(Matthew, 27)

Jesus before Pilate said nothing. And the governor marveled greatly. He says to himself: "One does not meet up with this kind of man everyday. What pleasure it would have given me to discuss ideas with him, if only my official duties did not preclude such things!" He eyes Jesus with longing. But his right hand clasps the hand of the armrest, a reminder of the sphere of the Empire whose faithful and no doubt well-paid official he is. And then, there is Caiaphas, swollen with hatred under his priestly robes, unwilling to let pass this opportunity to unite the skepticism of the Sadducees with the hypocrisy of the Pharisees against the Son of Man. And last of all, there is the mob, calling for Barabbas, that good fellow who already has one foot outside the prison while the carpenters are finishing the cross within. Government, Clergy, Populace: before these three powers, Pilate has only to wash his hands. Everyone here is a prisoner of his office, of his facade, and everyone looks through his mask at the only one who wears no mask, the only one who in fact is one, who looks into the center of his being and sees the living truth: that truth whose name alone so utterly absorbs poor Pontius Pilate.

- Rene Daumal (tr. by Katherine Washburn)


What is this "gift" common to all poets. It is a particular connection between the various lives which make of our life, such that each manifestation of one of them is no longer simply it exclusive sign, but could become, through an internal resonance, a sign of the emotion that at a given moment is one's own color, sound, taste. This central emotion, deeply hidden within us, vibrates and shines only in rare instants. For the poet, these instants will be poetic moments, and at such a moment all his thoughts, feelings, movements and words will be the signs of this central emotion. And when the unity of their meaning is realized in an image stated in words, then most especially will we say that he is a poet. This is what we call the "poetic gift" for want of knowing more about it.

- pg 155 The Power of the Word.

Rene Daumal




Back to the top.




"A complete surprise," said Brian Eno. "Shocked," said Peter Gabriel. After more than 40 years of friendship and, in the case of Eno, regular email exchanges, the news of David BowieÕs death Sunday appeared staggering and unexpected to his friends. The rest of us were surprised and shocked too. Bowie had managed to hide his terminal cancer from almost everyone, even flashing a joyous smile for the release of his new album. Read more...


Longtime Salon contributor and columnist Camille Paglia has often hailed David Bowie as one of her central influences.
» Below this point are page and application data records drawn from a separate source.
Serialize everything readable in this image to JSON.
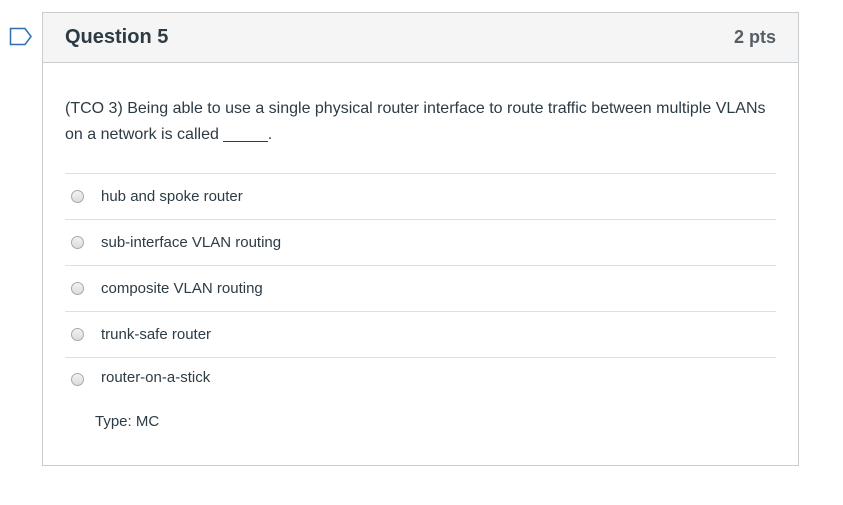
{
  "question": {
    "title": "Question 5",
    "points": "2 pts",
    "text": "(TCO 3) Being able to use a single physical router interface to route traffic between multiple VLANs on a network is called _____.",
    "answers": [
      {
        "label": "hub and spoke router"
      },
      {
        "label": "sub-interface VLAN routing"
      },
      {
        "label": "composite VLAN routing"
      },
      {
        "label": "trunk-safe router"
      },
      {
        "label": "router-on-a-stick"
      }
    ],
    "type_label": "Type: MC"
  },
  "icons": {
    "flag": "bookmark-flag-icon"
  },
  "colors": {
    "flag_outline": "#2f6fb1",
    "header_bg": "#f5f5f5",
    "border": "#c7cdd1",
    "text": "#2d3b45"
  }
}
Her book “Sexual Personae” was influenced in many ways by Bowie — and then he heralded it on his list of 100 favorite books which went viral again yesterday after his death. London’s Victoria & Albert Museum asked Paglia to write the catalog essay on Bowie and gender for its blockbuster 2013 show of Bowie’s costumes, which is still touring internationally. We asked her to discuss Bowie’s legacy on Monday, as the world mourned the passing of an icon.

Would you describe your first and formative experiences with Bowie? He was a mind-blowing artist to first encounter at a young age — a pop star for whom there seemed to be no traditional boundaries, and capable of awakening such creative possibilities and awareness.

One late night in New Haven in 1969, while I was a grad student at Yale, I was listening as usual to a local FM station that played progressive rock, a brand-new medium. The host said that a strange single had arrived at the studio that day and that the station staff was divided about it—so they wondered what the listeners might think. Then he played David Bowie’s “Space Oddity.” I can remember that eerie, mesmerizing moment as if it was yesterday. An elegy for a lost astronaut (inspired by Stanley Kubrick’s film, 2001: A Space Odyssey), the song marked an epochal shift from the utopian triumphalism of the counterculture 1960s. I learned long afterward that Bowie had prophetically written the song a few months before the Woodstock Music Festival, with its heady populist dreams. Communal idealism was over. “Space Oddity,” with its bleak isolationism, looked forward to the darker 1970s, a decade of disillusion and decadent hedonism. Read more...